By: Adam McClendon
Last night as I was preparing for bed, I had the wonderful idea to get up and go running this morning. Why? I don’t know. Anyway, I was resting peacefully in my bed when this horrible sound jolted me awake and shot adrenaline through my veins: as any good mobile phone alarm clock should. After scrambling to find the phone, bumping the nightstand, and squinting to hit snooze, I was awake. So, I roll over for 9 more minutes of peace just to experience that all over again.
So, I finally get out of bed. I’m tired. Honestly, I’m really tired and want to go back to bed, but muster up the strength to go out and punish myself on the road of life, also known as Perry Crossing Road by the Indiana Department of Transportation.

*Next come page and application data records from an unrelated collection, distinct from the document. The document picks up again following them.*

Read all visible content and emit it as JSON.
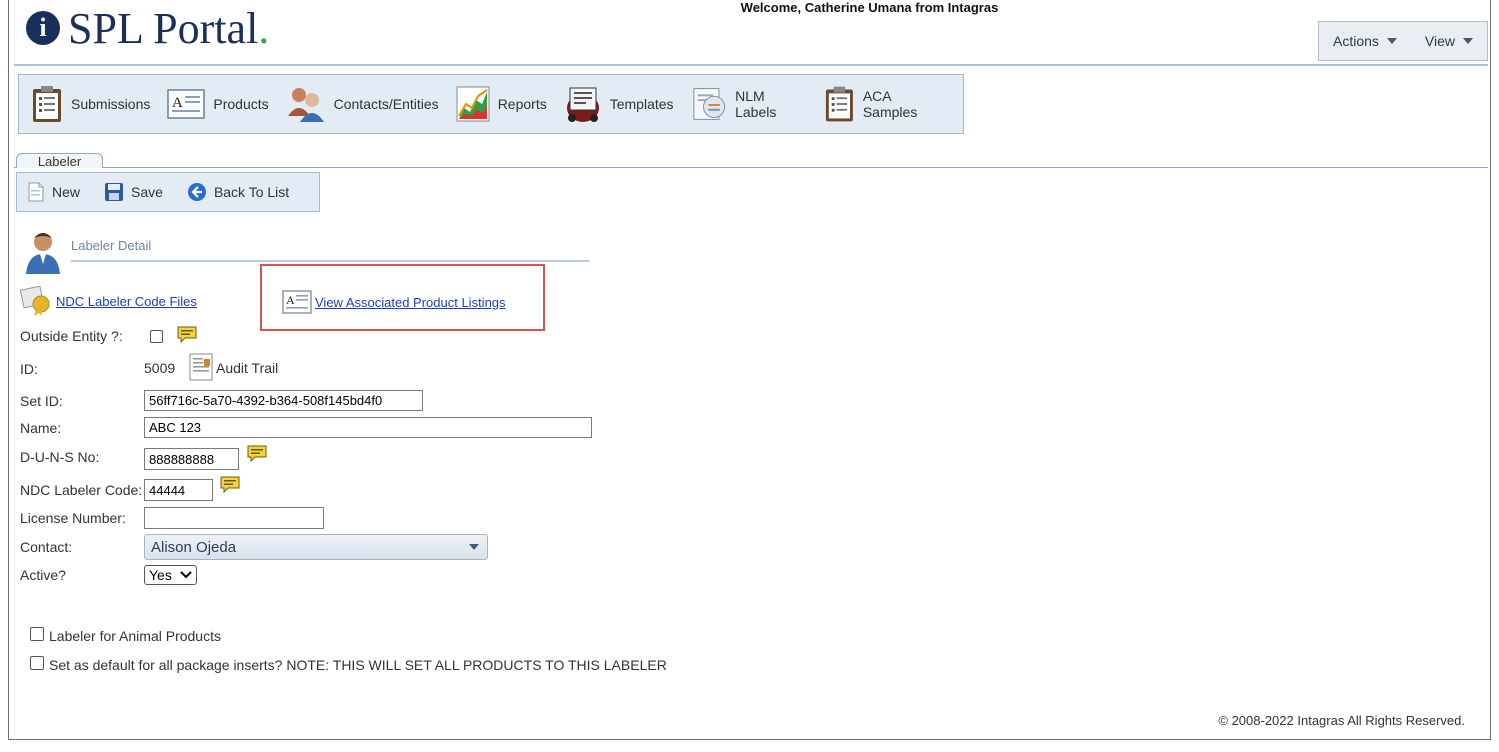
{
  "header": {
    "logo_text": "SPL Portal",
    "logo_dot": ".",
    "logo_mark": "i",
    "welcome": "Welcome, Catherine Umana from Intagras",
    "menu": [
      {
        "label": "Actions"
      },
      {
        "label": "View"
      }
    ]
  },
  "main_toolbar": [
    {
      "label": "Submissions",
      "icon": "clipboard-icon"
    },
    {
      "label": "Products",
      "icon": "document-a-icon"
    },
    {
      "label": "Contacts/Entities",
      "icon": "people-icon"
    },
    {
      "label": "Reports",
      "icon": "chart-icon"
    },
    {
      "label": "Templates",
      "icon": "rolodex-icon"
    },
    {
      "label": "NLM Labels",
      "icon": "label-icon"
    },
    {
      "label": "ACA Samples",
      "icon": "clipboard-icon"
    }
  ],
  "tab": {
    "label": "Labeler"
  },
  "sub_toolbar": {
    "new_label": "New",
    "save_label": "Save",
    "back_label": "Back To List"
  },
  "detail": {
    "title": "Labeler Detail",
    "ndc_files_link": "NDC Labeler Code Files",
    "view_listings_link": "View Associated Product Listings"
  },
  "form": {
    "outside_entity_label": "Outside Entity ?:",
    "id_label": "ID:",
    "id_value": "5009",
    "audit_trail": "Audit Trail",
    "set_id_label": "Set ID:",
    "set_id_value": "56ff716c-5a70-4392-b364-508f145bd4f0",
    "name_label": "Name:",
    "name_value": "ABC 123",
    "duns_label": "D-U-N-S No:",
    "duns_value": "888888888",
    "ndc_label": "NDC Labeler Code:",
    "ndc_value": "44444",
    "license_label": "License Number:",
    "license_value": "",
    "contact_label": "Contact:",
    "contact_value": "Alison Ojeda",
    "active_label": "Active?",
    "active_value": "Yes",
    "animal_label": "Labeler for Animal Products",
    "default_label": "Set as default for all package inserts? NOTE: THIS WILL SET ALL PRODUCTS TO THIS LABELER"
  },
  "footer": {
    "copyright": "© 2008-2022 Intagras All Rights Reserved."
  },
  "colors": {
    "brand": "#1a2f5a",
    "link": "#1a3ec4",
    "highlight": "#d9534f",
    "toolbar_bg": "#e3ecf5"
  }
}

Outside, I stretch and notice that once again the kids didn’t close the garage door after playing yesterday. Arrrgggh. So, I’m off to a great morning to jog and talk to the Lord. As I began to jog and pray, I became pretty convicted of all that I take for granted.
My garage door was open all night, as it has been several times in the last few years, and nothing was missing, no one was attacked, nothing happened. I was reminded of going on a mission trip in India a few years ago where houses are surrounded by concrete walls topped with broken glass and jagged metal, and friends in Africa whose home had been pillaged. So, here is a brief list of some of the things that I took for granted as I prepared to sleep last night and woke up aggravated and tired before the day began.
· Reasonable security, safety, and freedom
· Loving family, healthy kids, and faithful wife
· A home with electricity, air, comfortable bed, soft towels, and hot water
· Ability to go jogging
· Being born in an environment where I would be continually exposed to the gospel
· A reliable car
· Clean running water, food, etc.
The list could go on and on. I do not acknowledge and appreciate these things. I take them for granted. I’m no different than the Israelites who in the Old Testament constantly missed the provisions of God and focused on that which they did not have. That’s me. I take what I’ve been given for granted and focus on what I don’t have. As a result, I find myself complaining a lot versus walking in an attitude of thankfulness (Eph 5:20).
Merciful Father, please forgive me for taking your gifts for granted. In your kindness, you have allowed me so many luxuries that I treat as entitlements. I’m sorry. Adjust my eyes that I might see your gifts and kindness more clearly, and transform my heart that I might be consistently thankful for them. Shift my eyes off of that which I don’t have and on to your faithful provision of my needs. Then, in those moments that my heart longs for that which I don’t have, may you remind me of all that I do and remind me that those things may be kept from me so that I might remain more dependent upon you and faithful to you. Would you remind me that you want me to be holy and satisfied with you and not temporarily appeased by the attachments of this world. Oh God, create in me a thankful heart.